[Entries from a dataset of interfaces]
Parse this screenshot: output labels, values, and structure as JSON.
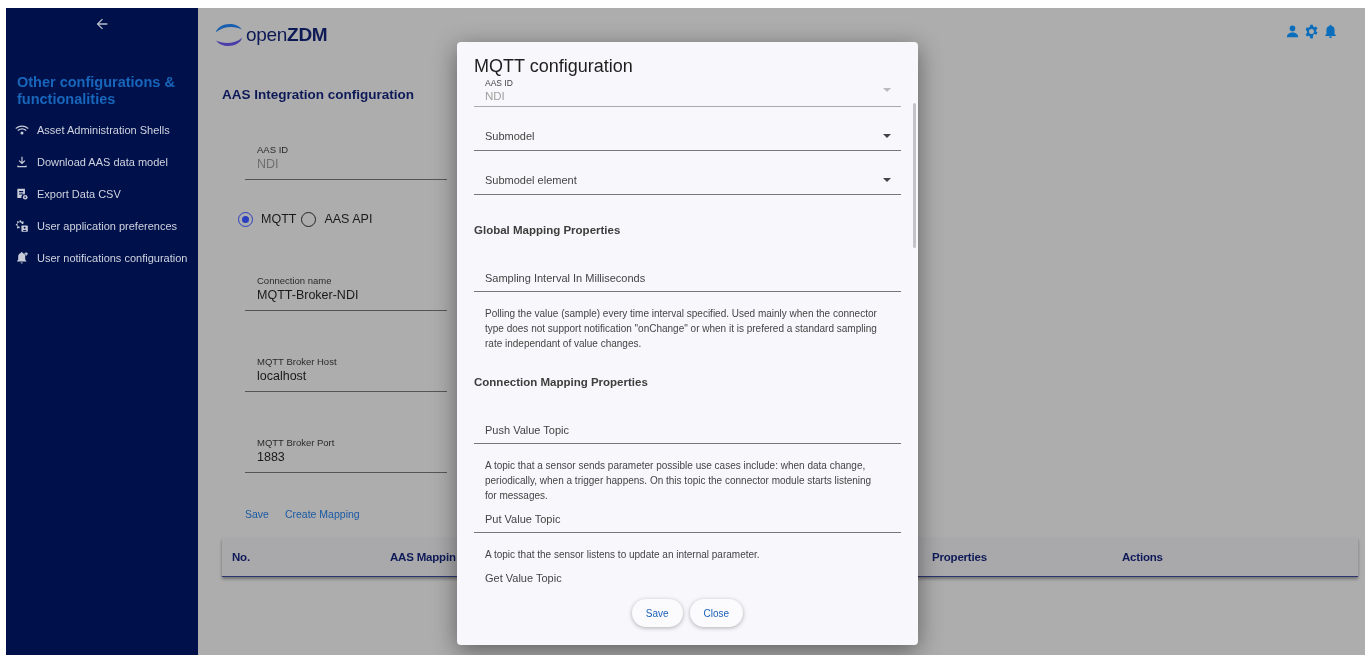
{
  "sidebar": {
    "title": "Other configurations & functionalities",
    "items": [
      {
        "label": "Asset Administration Shells"
      },
      {
        "label": "Download AAS data model"
      },
      {
        "label": "Export Data CSV"
      },
      {
        "label": "User application preferences"
      },
      {
        "label": "User notifications configuration"
      }
    ]
  },
  "header": {
    "logo": "open**ZDM**"
  },
  "page": {
    "title": "AAS Integration configuration",
    "aas_field": {
      "label": "AAS ID",
      "value": "NDI",
      "disabled": true
    },
    "protocol_options": [
      {
        "label": "MQTT",
        "selected": true
      },
      {
        "label": "AAS API",
        "selected": false
      }
    ],
    "fields": [
      {
        "label": "Connection name",
        "value": "MQTT-Broker-NDI"
      },
      {
        "label": "MQTT Broker Host",
        "value": "localhost"
      },
      {
        "label": "MQTT Broker Port",
        "value": "1883"
      }
    ],
    "actions": [
      "Save",
      "Create Mapping"
    ],
    "table": {
      "columns": [
        "No.",
        "AAS Mappin",
        "Properties",
        "Actions"
      ]
    }
  },
  "dialog": {
    "title": "MQTT configuration",
    "content": [
      {
        "kind": "select",
        "label": "AAS ID",
        "value": "NDI",
        "disabled": true
      },
      {
        "kind": "select",
        "label": "Submodel",
        "disabled": false
      },
      {
        "kind": "select",
        "label": "Submodel element",
        "disabled": false
      },
      {
        "kind": "heading",
        "text": "Global Mapping Properties"
      },
      {
        "kind": "field",
        "label": "Sampling Interval In Milliseconds"
      },
      {
        "kind": "hint",
        "text": "Polling the value (sample) every time interval specified. Used mainly when the connector type does not support notification \"onChange\" or when it is prefered a standard sampling rate independant of value changes."
      },
      {
        "kind": "heading",
        "text": "Connection Mapping Properties"
      },
      {
        "kind": "field",
        "label": "Push Value Topic"
      },
      {
        "kind": "hint",
        "text": "A topic that a sensor sends parameter possible use cases include: when data change, periodically, when a trigger happens. On this topic the connector module starts listening for messages."
      },
      {
        "kind": "field",
        "label": "Put Value Topic"
      },
      {
        "kind": "hint",
        "text": "A topic that the sensor listens to update an internal parameter."
      },
      {
        "kind": "field",
        "label": "Get Value Topic"
      }
    ],
    "buttons": [
      "Save",
      "Close"
    ]
  }
}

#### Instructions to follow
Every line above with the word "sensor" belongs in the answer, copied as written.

#### Final answer
        "text": "A topic that a sensor sends parameter possible use cases include: when data change, periodically, when a trigger happens. On this topic the connector module starts listening for messages."
        "text": "A topic that the sensor listens to update an internal parameter."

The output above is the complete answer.